These limitations had a significant effect on the way practitioners write their pleadings. In the past two years practitioners had to adjust themselves to shorter rhetoric methods to plead their case and the prior practice of including all details in all pleadings rapidly vanished. Now, lawyers must be more precise and understand the strength of each argument. The weaker arguments need to be left out of the pleading.

The new regulations also significantly reduce the ability of the parties to file endless motions throughout the proceeding. The parties must now file prior to the first pretrial hearing a list containing all the motions they intend to submit. During the first pretrial hearing the judge decides which motion is to be heard orally and which is to be decided solely on the merits of a written submission. This forces practitioners to think in advance about the entire case strategy and reduces the parties’ ability to improvise.

A mandated preliminary deliberation meeting between the parties

Research shows that many disputes are resolved as soon as the parties meet in court for the first time.

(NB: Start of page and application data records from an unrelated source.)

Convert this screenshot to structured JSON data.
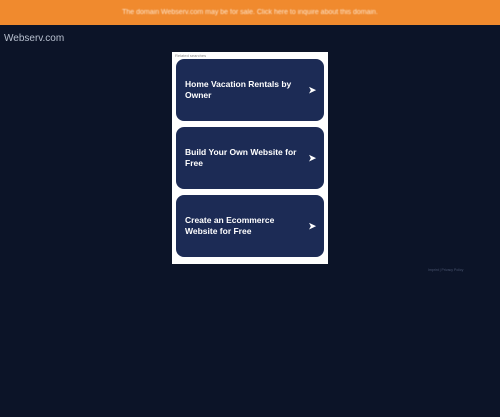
{
  "banner": {
    "text": "The domain Webserv.com may be for sale. Click here to inquire about this domain."
  },
  "site": {
    "name": "Webserv.com"
  },
  "panel": {
    "label": "Related searches",
    "items": [
      {
        "title": "Home Vacation Rentals by Owner"
      },
      {
        "title": "Build Your Own Website for Free"
      },
      {
        "title": "Create an Ecommerce Website for Free"
      }
    ]
  },
  "footer": {
    "links": "Imprint   |   Privacy Policy"
  },
  "colors": {
    "banner": "#f08a2e",
    "background": "#0c1428",
    "card": "#1c2b55"
  }
}
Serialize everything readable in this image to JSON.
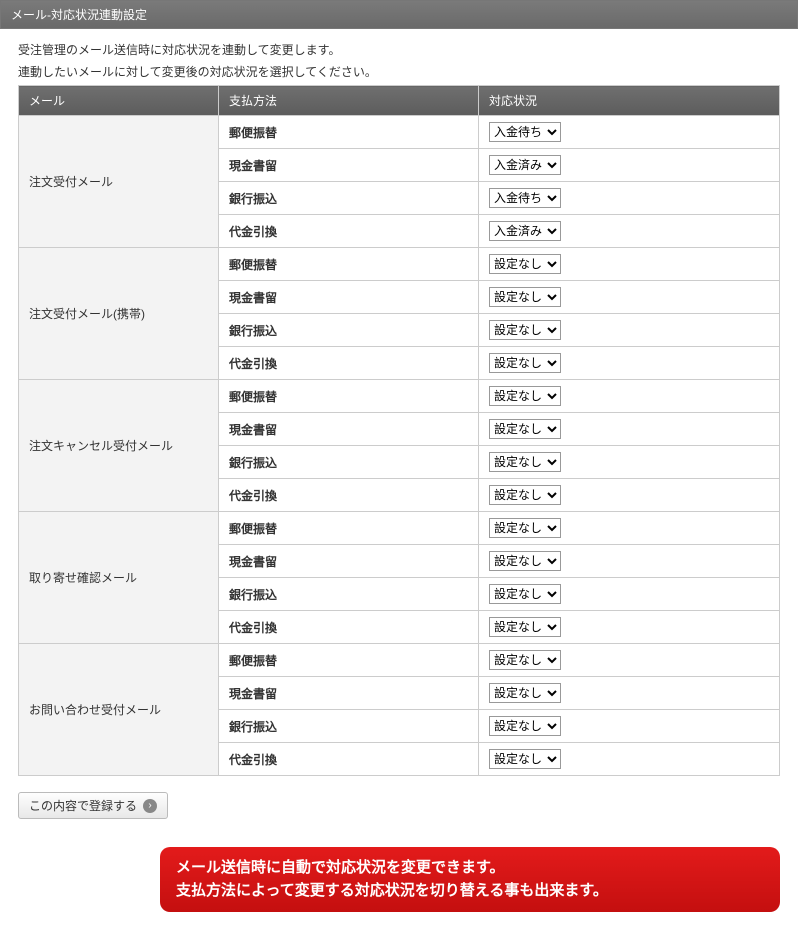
{
  "title": "メール-対応状況連動設定",
  "desc_line1": "受注管理のメール送信時に対応状況を連動して変更します。",
  "desc_line2": "連動したいメールに対して変更後の対応状況を選択してください。",
  "headers": {
    "mail": "メール",
    "pay": "支払方法",
    "status": "対応状況"
  },
  "payments": [
    "郵便振替",
    "現金書留",
    "銀行振込",
    "代金引換"
  ],
  "groups": [
    {
      "label": "注文受付メール",
      "statuses": [
        "入金待ち",
        "入金済み",
        "入金待ち",
        "入金済み"
      ]
    },
    {
      "label": "注文受付メール(携帯)",
      "statuses": [
        "設定なし",
        "設定なし",
        "設定なし",
        "設定なし"
      ]
    },
    {
      "label": "注文キャンセル受付メール",
      "statuses": [
        "設定なし",
        "設定なし",
        "設定なし",
        "設定なし"
      ]
    },
    {
      "label": "取り寄せ確認メール",
      "statuses": [
        "設定なし",
        "設定なし",
        "設定なし",
        "設定なし"
      ]
    },
    {
      "label": "お問い合わせ受付メール",
      "statuses": [
        "設定なし",
        "設定なし",
        "設定なし",
        "設定なし"
      ]
    }
  ],
  "status_options": [
    "設定なし",
    "入金待ち",
    "入金済み"
  ],
  "register_label": "この内容で登録する",
  "callout_line1": "メール送信時に自動で対応状況を変更できます。",
  "callout_line2": "支払方法によって変更する対応状況を切り替える事も出来ます。"
}
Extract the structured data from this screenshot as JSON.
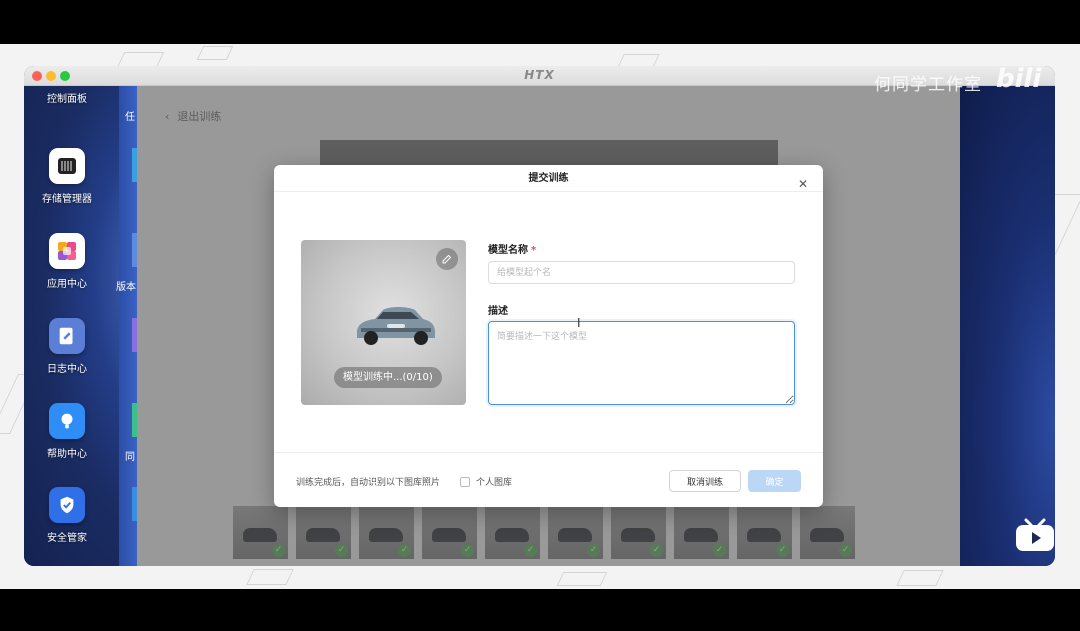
{
  "window": {
    "logo": "HTX"
  },
  "desktop": {
    "apps": [
      {
        "label": "控制面板",
        "icon": "control-panel-icon"
      },
      {
        "label": "存储管理器",
        "icon": "storage-manager-icon"
      },
      {
        "label": "应用中心",
        "icon": "app-center-icon"
      },
      {
        "label": "日志中心",
        "icon": "log-center-icon"
      },
      {
        "label": "帮助中心",
        "icon": "help-center-icon"
      },
      {
        "label": "安全管家",
        "icon": "security-icon"
      }
    ],
    "clipped_labels": [
      "任",
      "版本",
      "同"
    ]
  },
  "app": {
    "back_label": "退出训练"
  },
  "dialog": {
    "title": "提交训练",
    "photo_badge": "模型训练中...(0/10)",
    "name_label": "模型名称",
    "name_required": "*",
    "name_placeholder": "给模型起个名",
    "desc_label": "描述",
    "desc_placeholder": "简要描述一下这个模型",
    "footer_text": "训练完成后，自动识别以下图库照片",
    "personal_library_label": "个人图库",
    "personal_library_checked": false,
    "cancel_label": "取消训练",
    "ok_label": "确定"
  },
  "thumbnails_count": 10,
  "watermark": {
    "channel": "何同学工作室",
    "platform": "bilibili"
  },
  "colors": {
    "accent": "#4a90e2",
    "ok_disabled": "#bcd6f6",
    "required": "#e34d4d",
    "check": "#8fcf8f"
  }
}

The new regulations therefore mandate a formal (on record) meeting between the parties within 30 days of the last pleading submission and before the parties appear in court. As part of that meeting, the parties must examine the possibility of resolving the dispute through an alternative dispute resolution mechanism; they must try to limit or reduce their disputes; and agree on the steps that should be taken to facilitate the legal proceeding.

The pretrial hearing became a pivotal event in the course of the case management

The litigation proceeding has several key events, that have significant effect on its outcome. The pretrial hearing has always been an important event (as it is usually the parties’ first encounter with the judge). However, with the new regulations it received an even sturdier importance.

Because of the mandatory requirements that precede the pretrial hearing, such as the submission of a list of motions and a list of witnesses by both parties, as well as the mandatory preliminary deliberation meeting between the parties, the parties arrive to the pretrial hearing after significant millage was done in the case. Unlike the proceedings under the previous rules, with the new regulations the case arrives to the pretrial hearing when it is ripe for making substantial decisions.

Indeed, courts now use the pretrial hearing to provide meaningful decisions. They provide instructions on the case’s management; they issue decisions on outstanding motions as filed by the parties in their list of motions; and they also signal to the parties how the dispute might be resolved without going through a full-blown trial.

To summarise: the name of the game is being prepared and thinking on case strategy in advance

In sum, while the previous rules allowed room for luck and improvisation, the new rules of procedure in civil litigation force the parties to prepare in advance. They provide a significant advantage to organised practitioners, that plan their strategy, draft strong and concise pleadings, and to those who made the necessary adjustments to conduct effective litigation under the new rules.

An additional advantage emerges to practitioners who have expertise in conducting local and international arbitration proceedings, as such proceedings become more popular as time goes by.